Data listing Block Start
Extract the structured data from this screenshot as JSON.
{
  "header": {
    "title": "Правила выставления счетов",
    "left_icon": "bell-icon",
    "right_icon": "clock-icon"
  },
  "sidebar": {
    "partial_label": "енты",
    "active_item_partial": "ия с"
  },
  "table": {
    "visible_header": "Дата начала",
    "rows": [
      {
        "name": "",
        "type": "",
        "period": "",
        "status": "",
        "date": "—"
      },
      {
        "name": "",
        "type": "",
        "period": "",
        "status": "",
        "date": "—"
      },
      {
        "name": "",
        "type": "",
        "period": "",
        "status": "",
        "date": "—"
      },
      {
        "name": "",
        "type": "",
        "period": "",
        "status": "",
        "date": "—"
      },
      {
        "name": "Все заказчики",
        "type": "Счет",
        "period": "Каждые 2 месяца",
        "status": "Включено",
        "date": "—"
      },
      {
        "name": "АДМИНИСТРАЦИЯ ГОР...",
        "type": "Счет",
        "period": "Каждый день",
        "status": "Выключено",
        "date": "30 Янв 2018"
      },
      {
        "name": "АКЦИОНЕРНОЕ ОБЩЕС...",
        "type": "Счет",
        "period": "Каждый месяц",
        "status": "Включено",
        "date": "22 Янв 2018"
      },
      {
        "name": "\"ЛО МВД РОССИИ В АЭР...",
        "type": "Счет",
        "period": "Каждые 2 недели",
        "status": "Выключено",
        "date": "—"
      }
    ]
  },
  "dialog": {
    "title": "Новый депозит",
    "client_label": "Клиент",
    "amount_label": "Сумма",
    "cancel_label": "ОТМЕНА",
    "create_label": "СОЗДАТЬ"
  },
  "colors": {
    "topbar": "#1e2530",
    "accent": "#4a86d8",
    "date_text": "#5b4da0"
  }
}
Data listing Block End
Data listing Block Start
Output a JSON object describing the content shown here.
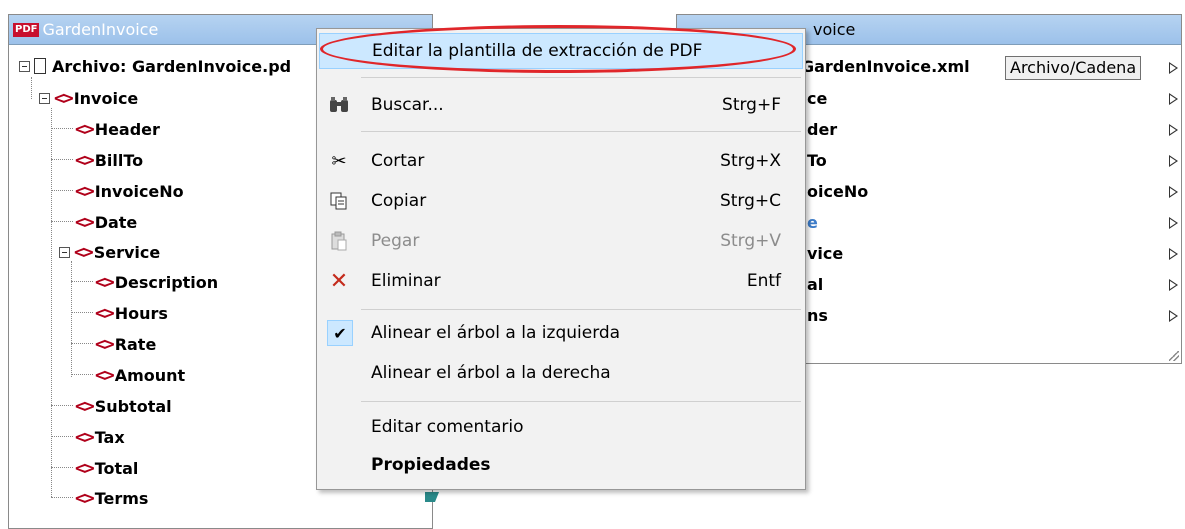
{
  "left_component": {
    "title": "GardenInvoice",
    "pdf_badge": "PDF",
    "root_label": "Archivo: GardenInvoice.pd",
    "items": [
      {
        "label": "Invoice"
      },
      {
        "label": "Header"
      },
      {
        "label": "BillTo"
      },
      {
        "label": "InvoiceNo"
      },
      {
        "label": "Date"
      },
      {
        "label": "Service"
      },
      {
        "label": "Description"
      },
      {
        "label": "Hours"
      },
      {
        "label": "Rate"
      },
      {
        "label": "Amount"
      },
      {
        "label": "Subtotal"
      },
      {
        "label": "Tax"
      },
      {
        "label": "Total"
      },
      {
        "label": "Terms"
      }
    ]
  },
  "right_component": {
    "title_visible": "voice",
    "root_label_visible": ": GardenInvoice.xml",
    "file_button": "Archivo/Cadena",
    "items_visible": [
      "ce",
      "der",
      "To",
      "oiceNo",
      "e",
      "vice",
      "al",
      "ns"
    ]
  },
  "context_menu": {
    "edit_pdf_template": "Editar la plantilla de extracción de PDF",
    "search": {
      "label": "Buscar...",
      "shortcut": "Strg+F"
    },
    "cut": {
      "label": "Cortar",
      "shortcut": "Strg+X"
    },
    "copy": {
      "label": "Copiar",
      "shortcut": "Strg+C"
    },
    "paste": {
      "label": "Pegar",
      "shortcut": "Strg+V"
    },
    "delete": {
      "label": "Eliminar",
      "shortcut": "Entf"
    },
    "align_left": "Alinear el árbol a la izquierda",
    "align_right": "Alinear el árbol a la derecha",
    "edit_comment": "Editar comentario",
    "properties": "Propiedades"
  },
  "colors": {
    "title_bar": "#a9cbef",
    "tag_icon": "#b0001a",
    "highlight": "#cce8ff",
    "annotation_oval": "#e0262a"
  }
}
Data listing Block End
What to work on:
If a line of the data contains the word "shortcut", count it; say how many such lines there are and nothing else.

Output of the task:
5